This prompted Conway to research her “disappearance.” By 2010, she had compiled an “online VLSI archive,” a collection of artifacts that helped her sort through events.
It was an important step toward telling her story, and her contributions began to reappear. She has since become a member of the Hall of Fellows of the Computer History Museum; been awarded several honorary degrees; and received the Institute of Electrical and Electronics Engineers (IEEE)/Royal Society of Edinburgh James Clerk Maxwell Medal, the Secretary of Defense Meritorious Civilian Service Award and the IEEE Computer Society’s Computer Pioneer Award.
She is a fellow of the IEEE and the American Association for the Advancement of Science, and was elected to the National Academy of Engineering.
In the early 1980s, Conway left Xerox to become assistant director for strategic computing at the Defense Advanced Research Projects Agency. In 1985, she moved to the University of Michigan as professor of electrical engineering and computer science and associate dean of engineering.
For decades, Conway had kept her gender transition a secret. When nearing retirement from the university, in 1999, she began quietly coming out as a trans woman, sharing with her friends and colleagues, and using her personal website to tell her story. It was more widely reported in 2000 by way of profiles in Scientific American and The Los Angeles Times.
After going public with her story, Conway began work in transgender activism, intending to “illuminate and normalize the issues of gender identity and the processes of gender transition.” She has worked to protect and expand the rights of transgender people, including by evolving her website into a multilingual beacon of encouragement and hope for transgender people worldwide.
In addition, in 2012, she published a memoir that finally revealed how—closeted and hidden behind the scenes—she conceived the ideas and orchestrated the events that disruptively changed an entire industry.
About the University Lectures
Now in its 18th season, the University Lectures was created through, and is supported by, the generosity of alumnus Robert B. Menschel ’51. The cross-disciplinary series brings to Syracuse University notable guest speakers of exceptional accomplishment who share their diverse global experiences and perspectives.
The next and final speaker in the spring semester is Martin Indyk, distinguished fellow and director of executive education at the Council on Foreign Relations, former executive vice president of the Brookings Institution and two-time U.S. ambassador to Israel (April 16).
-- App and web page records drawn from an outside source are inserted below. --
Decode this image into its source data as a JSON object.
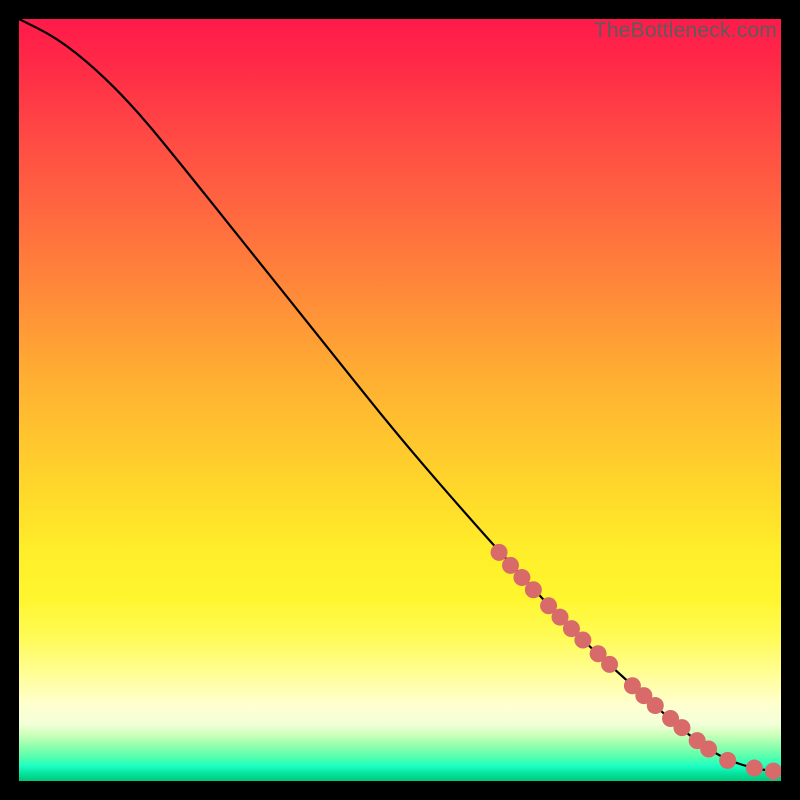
{
  "watermark": "TheBottleneck.com",
  "colors": {
    "curve": "#000000",
    "marker_fill": "#d86a6a",
    "marker_stroke": "#b64f4f"
  },
  "chart_data": {
    "type": "line",
    "title": "",
    "xlabel": "",
    "ylabel": "",
    "xlim": [
      0,
      100
    ],
    "ylim": [
      0,
      100
    ],
    "grid": false,
    "legend": false,
    "curve": [
      {
        "x": 0,
        "y": 100
      },
      {
        "x": 5,
        "y": 97.5
      },
      {
        "x": 10,
        "y": 93.5
      },
      {
        "x": 15,
        "y": 88.5
      },
      {
        "x": 20,
        "y": 82.5
      },
      {
        "x": 30,
        "y": 70
      },
      {
        "x": 40,
        "y": 57.5
      },
      {
        "x": 50,
        "y": 45
      },
      {
        "x": 60,
        "y": 33.5
      },
      {
        "x": 65,
        "y": 28
      },
      {
        "x": 70,
        "y": 22.5
      },
      {
        "x": 75,
        "y": 17.5
      },
      {
        "x": 80,
        "y": 13
      },
      {
        "x": 85,
        "y": 8.5
      },
      {
        "x": 88,
        "y": 6
      },
      {
        "x": 90,
        "y": 4.5
      },
      {
        "x": 92,
        "y": 3.3
      },
      {
        "x": 94,
        "y": 2.4
      },
      {
        "x": 96,
        "y": 1.8
      },
      {
        "x": 98,
        "y": 1.4
      },
      {
        "x": 100,
        "y": 1.2
      }
    ],
    "markers": [
      {
        "x": 63,
        "y": 30
      },
      {
        "x": 64.5,
        "y": 28.3
      },
      {
        "x": 66,
        "y": 26.7
      },
      {
        "x": 67.5,
        "y": 25.1
      },
      {
        "x": 69.5,
        "y": 23
      },
      {
        "x": 71,
        "y": 21.5
      },
      {
        "x": 72.5,
        "y": 20
      },
      {
        "x": 74,
        "y": 18.5
      },
      {
        "x": 76,
        "y": 16.7
      },
      {
        "x": 77.5,
        "y": 15.3
      },
      {
        "x": 80.5,
        "y": 12.5
      },
      {
        "x": 82,
        "y": 11.2
      },
      {
        "x": 83.5,
        "y": 9.9
      },
      {
        "x": 85.5,
        "y": 8.2
      },
      {
        "x": 87,
        "y": 7
      },
      {
        "x": 89,
        "y": 5.3
      },
      {
        "x": 90.5,
        "y": 4.2
      },
      {
        "x": 93,
        "y": 2.7
      },
      {
        "x": 96.5,
        "y": 1.7
      },
      {
        "x": 99,
        "y": 1.3
      }
    ]
  }
}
The University Lectures welcomes suggestions for future speakers. To recommend a speaker, or to obtain additional information about the series, write to firstname.lastname@example.org. For up-to-date information on the series, visit the University Lectures website and follow on Facebook.